|Scope||218 pages; 14 × 21.6 cm|
|Publisher/Producer||Cambridge University Press|

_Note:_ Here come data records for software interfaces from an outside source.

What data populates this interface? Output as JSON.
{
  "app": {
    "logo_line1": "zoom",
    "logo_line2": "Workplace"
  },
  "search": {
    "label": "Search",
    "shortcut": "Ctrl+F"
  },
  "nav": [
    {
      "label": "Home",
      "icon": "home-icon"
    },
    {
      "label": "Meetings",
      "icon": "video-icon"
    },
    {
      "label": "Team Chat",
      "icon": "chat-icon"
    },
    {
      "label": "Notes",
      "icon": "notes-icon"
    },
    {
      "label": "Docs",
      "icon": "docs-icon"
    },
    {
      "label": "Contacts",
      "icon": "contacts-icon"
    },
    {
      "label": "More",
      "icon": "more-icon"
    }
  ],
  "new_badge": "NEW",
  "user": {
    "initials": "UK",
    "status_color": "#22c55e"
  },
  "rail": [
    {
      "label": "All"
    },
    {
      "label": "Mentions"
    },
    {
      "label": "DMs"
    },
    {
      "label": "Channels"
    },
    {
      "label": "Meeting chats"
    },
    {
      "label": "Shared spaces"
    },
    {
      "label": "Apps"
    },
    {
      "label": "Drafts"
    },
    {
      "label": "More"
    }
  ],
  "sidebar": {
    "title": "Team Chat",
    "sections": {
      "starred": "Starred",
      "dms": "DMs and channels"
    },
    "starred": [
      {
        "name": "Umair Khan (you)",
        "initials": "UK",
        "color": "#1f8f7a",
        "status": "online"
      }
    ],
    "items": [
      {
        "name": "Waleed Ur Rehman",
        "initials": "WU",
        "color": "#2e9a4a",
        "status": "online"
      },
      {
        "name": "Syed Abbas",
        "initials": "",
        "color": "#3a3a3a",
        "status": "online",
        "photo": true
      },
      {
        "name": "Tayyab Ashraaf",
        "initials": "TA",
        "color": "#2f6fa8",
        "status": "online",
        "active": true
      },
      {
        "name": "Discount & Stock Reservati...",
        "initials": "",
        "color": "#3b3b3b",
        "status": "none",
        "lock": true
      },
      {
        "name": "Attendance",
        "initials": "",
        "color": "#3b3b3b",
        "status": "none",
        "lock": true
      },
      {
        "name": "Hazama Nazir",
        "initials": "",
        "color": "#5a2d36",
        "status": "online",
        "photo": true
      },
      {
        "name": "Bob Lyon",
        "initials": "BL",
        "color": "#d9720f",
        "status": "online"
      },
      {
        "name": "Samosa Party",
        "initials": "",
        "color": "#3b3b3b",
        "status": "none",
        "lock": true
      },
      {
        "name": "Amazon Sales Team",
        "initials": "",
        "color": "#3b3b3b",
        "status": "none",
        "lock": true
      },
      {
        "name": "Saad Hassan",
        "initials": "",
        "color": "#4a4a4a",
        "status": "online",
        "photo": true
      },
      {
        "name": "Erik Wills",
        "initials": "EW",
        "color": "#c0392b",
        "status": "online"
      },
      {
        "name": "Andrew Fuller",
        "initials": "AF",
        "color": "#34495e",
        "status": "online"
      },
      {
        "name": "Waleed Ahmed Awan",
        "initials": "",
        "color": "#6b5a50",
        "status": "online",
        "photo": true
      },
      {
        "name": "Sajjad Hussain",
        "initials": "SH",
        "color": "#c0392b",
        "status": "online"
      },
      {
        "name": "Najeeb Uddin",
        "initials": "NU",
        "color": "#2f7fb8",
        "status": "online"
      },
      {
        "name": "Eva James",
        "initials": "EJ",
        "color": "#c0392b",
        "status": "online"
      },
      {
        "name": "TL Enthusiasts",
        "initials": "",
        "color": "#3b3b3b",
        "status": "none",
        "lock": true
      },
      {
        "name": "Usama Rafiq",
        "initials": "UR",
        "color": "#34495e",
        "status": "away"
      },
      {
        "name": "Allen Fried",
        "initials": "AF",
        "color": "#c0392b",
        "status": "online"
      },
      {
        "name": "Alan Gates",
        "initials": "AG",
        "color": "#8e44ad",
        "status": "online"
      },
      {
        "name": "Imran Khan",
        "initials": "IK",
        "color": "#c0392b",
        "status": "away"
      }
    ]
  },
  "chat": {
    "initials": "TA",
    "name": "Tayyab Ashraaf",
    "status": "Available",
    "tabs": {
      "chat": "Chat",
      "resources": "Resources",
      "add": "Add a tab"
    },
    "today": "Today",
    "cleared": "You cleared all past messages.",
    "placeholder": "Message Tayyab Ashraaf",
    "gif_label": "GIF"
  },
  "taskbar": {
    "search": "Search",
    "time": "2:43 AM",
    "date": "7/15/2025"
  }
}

Modest Musorgsky is Russia's greatest musical dramatist. When he died in 1881 in St Petersburg at the age of forty-two, in poverty and relative obscurity, he was known for a single opera, Boris Godunov and a handful of eccentric 'realistic' songs set to prosaic Russian texts. He had no institutional connections, no 'degree', no family of his own, not even a permanent address. Except for Franz Liszt, no composer of stature knew of him outside Russia. Through the loyal (if controversial) intervention of his friends, his works survived in various editings into the early twentieth century, when revivals and evolving musical tastes restored him to new life. This account of his life, first published in 1999, emphasizes the psychological and economic factors that contributed to the composer's remarkable rise and tragic, premature end and is the first brief biography in English to make use of materials published in the new, de-Sovietized Russian academic climate.